Have subscribers been fleeced by telcos for their own past shortcomings? That is surely one way of looking at the developments. Another is to realize that the unviable, rock-bottom tariff regime was not sustainable and would have ended sometime or the other.
Tariff hike may affect data usage of customers
Analysts at Goldman Sacs said in a note that Bharti and VIL’s new tariffs for prepaid segments – prepaid accounted for almost 80% of total wireless revenue in the July-September period this year – are 22% higher on an average for 28-day plans and 33% higher for 84-day plans.

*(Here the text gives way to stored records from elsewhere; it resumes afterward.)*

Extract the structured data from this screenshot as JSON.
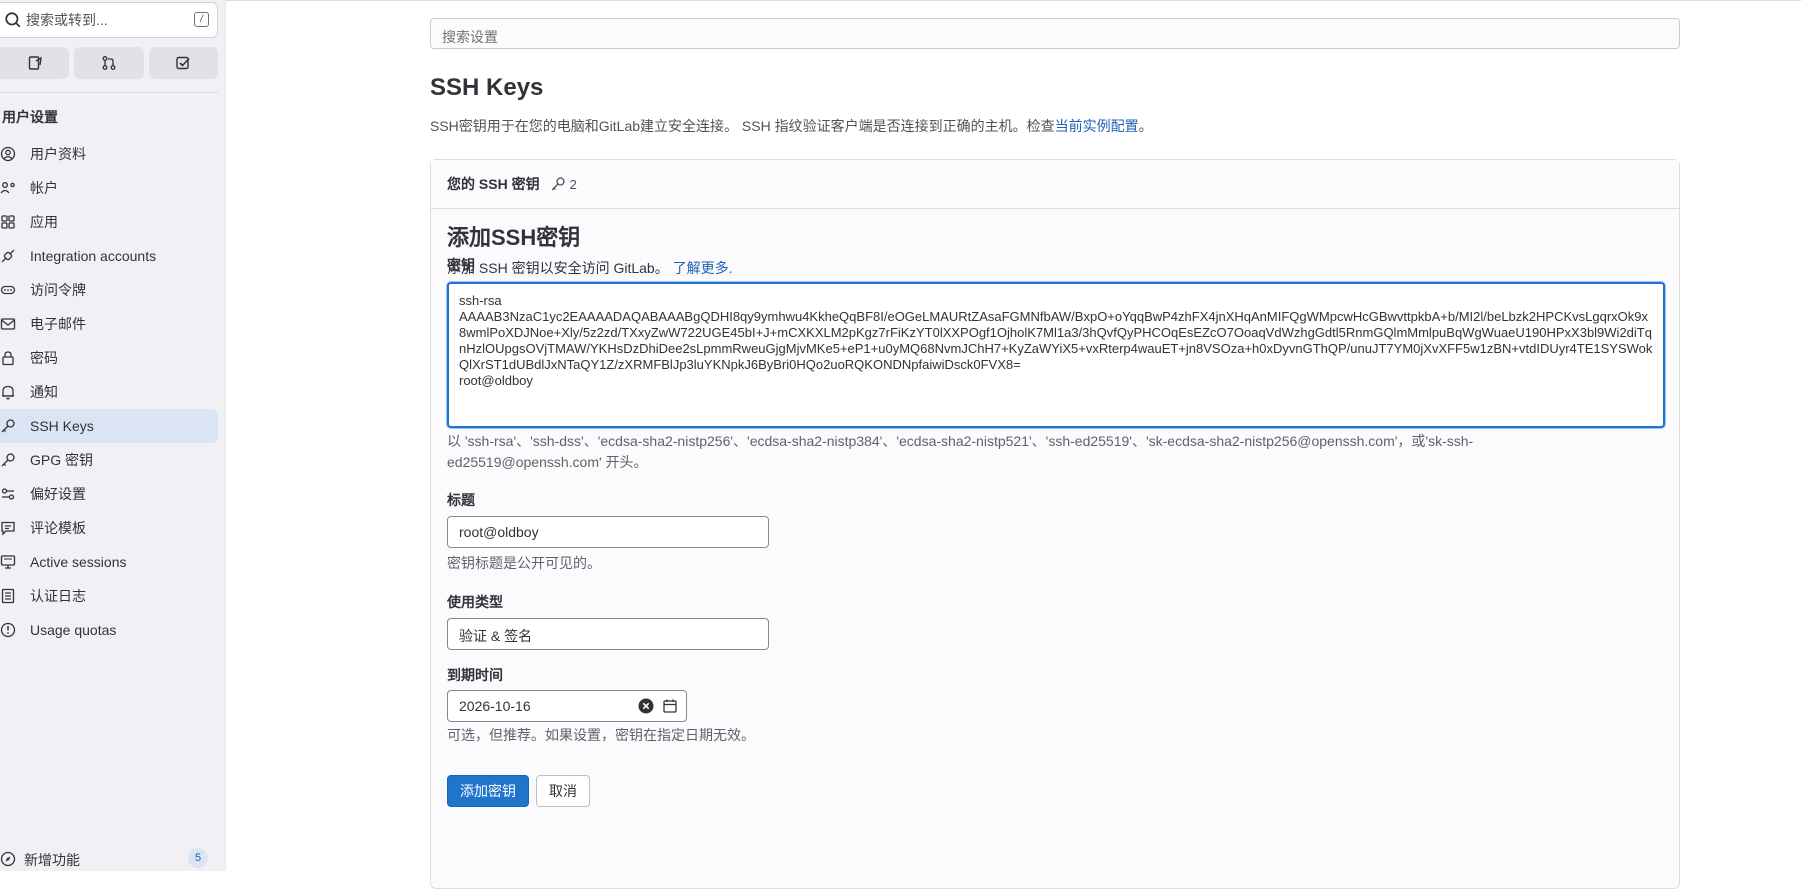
{
  "sidebar": {
    "search_placeholder": "搜索或转到...",
    "shortcut_key": "/",
    "quick_buttons": [
      {
        "icon": "issues-icon"
      },
      {
        "icon": "merge-request-icon"
      },
      {
        "icon": "todo-icon"
      }
    ],
    "section_title": "用户设置",
    "items": [
      {
        "label": "用户资料",
        "icon": "profile-icon"
      },
      {
        "label": "帐户",
        "icon": "account-icon"
      },
      {
        "label": "应用",
        "icon": "applications-icon"
      },
      {
        "label": "Integration accounts",
        "icon": "integration-icon"
      },
      {
        "label": "访问令牌",
        "icon": "token-icon"
      },
      {
        "label": "电子邮件",
        "icon": "mail-icon"
      },
      {
        "label": "密码",
        "icon": "lock-icon"
      },
      {
        "label": "通知",
        "icon": "bell-icon"
      },
      {
        "label": "SSH Keys",
        "icon": "key-icon",
        "active": true
      },
      {
        "label": "GPG 密钥",
        "icon": "key-icon"
      },
      {
        "label": "偏好设置",
        "icon": "preferences-icon"
      },
      {
        "label": "评论模板",
        "icon": "comment-icon"
      },
      {
        "label": "Active sessions",
        "icon": "monitor-icon"
      },
      {
        "label": "认证日志",
        "icon": "log-icon"
      },
      {
        "label": "Usage quotas",
        "icon": "quota-icon"
      }
    ],
    "whats_new": {
      "label": "新增功能",
      "count": "5"
    }
  },
  "main": {
    "settings_search_placeholder": "搜索设置",
    "title": "SSH Keys",
    "desc_text": "SSH密钥用于在您的电脑和GitLab建立安全连接。 SSH 指纹验证客户端是否连接到正确的主机。检查",
    "desc_link": "当前实例配置",
    "desc_end": "。",
    "card": {
      "header": "您的 SSH 密钥",
      "key_count": "2",
      "form_title": "添加SSH密钥",
      "form_desc": "添加 SSH 密钥以安全访问 GitLab。",
      "learn_more": "了解更多.",
      "key_label": "密钥",
      "key_value": "ssh-rsa\nAAAAB3NzaC1yc2EAAAADAQABAAABgQDHI8qy9ymhwu4KkheQqBF8I/eOGeLMAURtZAsaFGMNfbAW/BxpO+oYqqBwP4zhFX4jnXHqAnMIFQgWMpcwHcGBwvttpkbA+b/MI2l/beLbzk2HPCKvsLgqrxOk9x8wmlPoXDJNoe+Xly/5z2zd/TXxyZwW722UGE45bI+J+mCXKXLM2pKgz7rFiKzYT0lXXPOgf1OjholK7Ml1a3/3hQvfQyPHCOqEsEZcO7OoaqVdWzhgGdtl5RnmGQlmMmlpuBqWgWuaeU190HPxX3bl9Wi2diTqnHzlOUpgsOVjTMAW/YKHsDzDhiDee2sLpmmRweuGjgMjvMKe5+eP1+u0yMQ68NvmJChH7+KyZaWYiX5+vxRterp4wauET+jn8VSOza+h0xDyvnGThQP/unuJT7YM0jXvXFF5w1zBN+vtdIDUyr4TE1SYSWokQlXrST1dUBdlJxNTaQY1Z/zXRMFBlJp3luYKNpkJ6ByBri0HQo2uoRQKONDNpfaiwiDsck0FVX8=\nroot@oldboy",
      "key_help_1": "以 'ssh-rsa'、'ssh-dss'、'ecdsa-sha2-nistp256'、'ecdsa-sha2-nistp384'、'ecdsa-sha2-nistp521'、'ssh-ed25519'、'sk-ecdsa-sha2-nistp256@openssh.com'，或'sk-ssh-",
      "key_help_2": "ed25519@openssh.com' 开头。",
      "title_label": "标题",
      "title_value": "root@oldboy",
      "title_help": "密钥标题是公开可见的。",
      "usage_label": "使用类型",
      "usage_value": "验证 & 签名",
      "expiry_label": "到期时间",
      "expiry_value": "2026-10-16",
      "expiry_help": "可选，但推荐。如果设置，密钥在指定日期无效。",
      "add_button": "添加密钥",
      "cancel_button": "取消"
    }
  },
  "colors": {
    "primary": "#1f75cb",
    "link": "#1f5fb4",
    "sidebar_bg": "#f1f1f5",
    "active_bg": "#dbe4f2"
  }
}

So at the very lowest ticket size, tariffs have been raised by a fourth while the increase is by about a third for those slightly higher up in the pecking order.

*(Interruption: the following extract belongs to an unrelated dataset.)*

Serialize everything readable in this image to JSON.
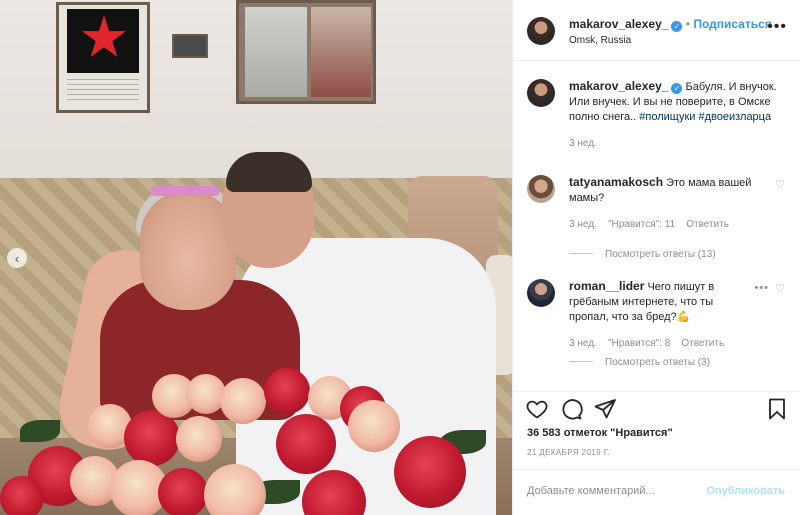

Remember, telcos have quietly already implemented what is known as a “fair usage policy” where voice services over 1,000 minutes per month now get charged at the rate of 6 paise per minute. This was done by Bharti and VIL after RJio decided to implement the same charge for voice calls terminating on other telcos’ networks some weeks back.
RJio’s action negated its initial claim of keeping voice services free for life and also pushed competitors to hike rates. Bharti and VIL argue that this new charge does not affect a bulk of customers and only impact those who are anyway high users of their services.
But industry executives agree that the latest round of tariff hikes could alter data usage habits of customers besides also impacting the 2G customers – who predominantly use voice services.
Meanwhile, the GS analysts said, “We were expecting a 10-12% hike across the board. Bharti and VIL announced about 30% (average) higher prices for their lower-end plans offering 100/200 MB data – we note that these plans are largely targeted at feature phone users, and we were not expecting any tariff hikes for this segment. While we await details on new tariffs from RJio, we believe investors are likely to view the announcements by VIL and Bharti Airtel as positive for telco stocks; our initial math suggests annual EBITDA of telcos could go up by $1 billion as a result of the above announcement.”
Not only are analysts pleasantly surprised with the quantum of the hikes, they concur that for VIL this could be a lifesaver. Analysts at Axis Capital said in a note that government wants three private and one public player in the market. “This requires continuity of Vodafone Idea as a going concern with its balance sheet most stressed at net debt/EBITDA of 7.6x (9.5x including provisioning for AGR-related penalty).
Need to meet target revenue
Hence, we base our tariff hike analysis on Vodafone Idea to assess the hike required to meet its key quarterly expenses totalling ₹81 billion, which includes ₹35 billion per quarter of Capex and ₹40 billion interest on existing debt per quarter besides additional interest outgo on the debt that may be required for AGR-related penalty at ₹6 billion per quarter. We already expect it to generate ₹40-50 billion per quarter in EBITDA in FY21 (based on our existing subscriber, ARPU and EBITDA estimates). Hence, increase in ARPU needs to generate ₹30-40 billion per quarter.”
GS analysts said VIL’s revenues could be about 22% higher (assuming a subsequent hike even for postpaid) compared to the July-September quarter after the price hikes and EBITDA could be about 170% higher. “For Bharti Airtel, assuming the announced tariff details, revenues could potentially be 24%/12% higher for wireless/consolidated (vs. what they reported in 2QFY20), with EBITDA 70%/26% higher (wireless/consolidated).”
Whether these tariff hikes bring about any large scale change in consumer behaviour remains to be seen. A typical phenomenon – missed calls – has already been addressed by telcos since now, a minimum monthly recharge is needed even to get only incoming calls to a connection. Will hours of movie watching on phones be history now?